Here are some things extreme couponers have in common.
• They live in areas where the stores accept multiple coupons for one item.
• The stores at which they shop double all the coupons.
• They spend hours a week scouring for deals and matching up coupons to in-store sales.
• They purchase huge quantities of one particular item to stockpile.
Although there are many shoppers who have learned some tactics from watching extreme couponing shows or subscribing to coupon message boards and web sites, the influx of coupon use has caused a shift in the ways many stores are doing business.
Some changes are spurred partially by shady coupon tactics, including illegal duplicating and even stealing coupons from neighbors and stores. Another fraudulent couponing tactic that has been brought to light through some extreme couponers is the use of product family codes on coupons to purchase items with coupons for another product. In essence, because the UPC codes of some manufacturer items are similar on products within their family of items, it may be possible to pass off a coupon for one product, say refrigerated biscuits, when you’re actually purchasing refrigerated pizza crust because the barcode reader on the register doesn’t alert to an incorrect code. Newer barcodes are helping to correct this problem. Decoding UPC symbols and barcodes is not smart shopping, it’s illegal and it stands to hurt the consumers who use coupons in a legal way. Here’s how;

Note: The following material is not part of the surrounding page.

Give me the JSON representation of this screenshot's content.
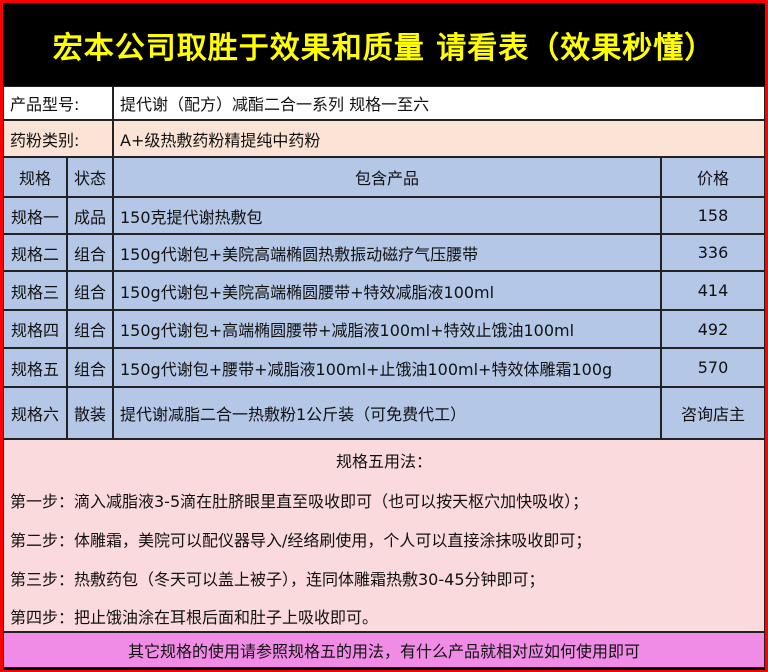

If the manufacturer who issued coupons wishes to audit the store for a particular transaction where coupon fraud seemed to be the case, and the manufacturer determines that the correct products were not purchased with these coupons, the manufacturer can refuse to reimburse the store for them. As a result, the store will have to absorb the cost of this shopping trip, because the terms of the coupon were not followed. Should that occur, the store can then mark up other items to offset the loss, which affects other shoppers. Or the store may rethink its policy on coupons.
Some grocery stores have revamped their policies on coupons. Price Chopper in St. Johnsbury, VT, recently ceased doubling coupons up to $1.00. Now they cap it at $.99. Kroger stores in Houston have also stopped doubling or tripling coupons as of April 2011. Stores like Kroger have stated that since the stores -- and not the product manufacturers -- absorb the cost of doubling and tripling coupons, many can no longer afford to do so.
Many stores do not allow the use of multiple coupons for one item as well, which is a rarity at some stores. That means a person will have to have one coupon per each item to realize a discount.
Coupons remain a way to save money when used in the correct way. There are web sites that will publish store sales and match coupons to those sales so shoppers can shop smartly. By shopping legally, coupons continue to benefit many communities.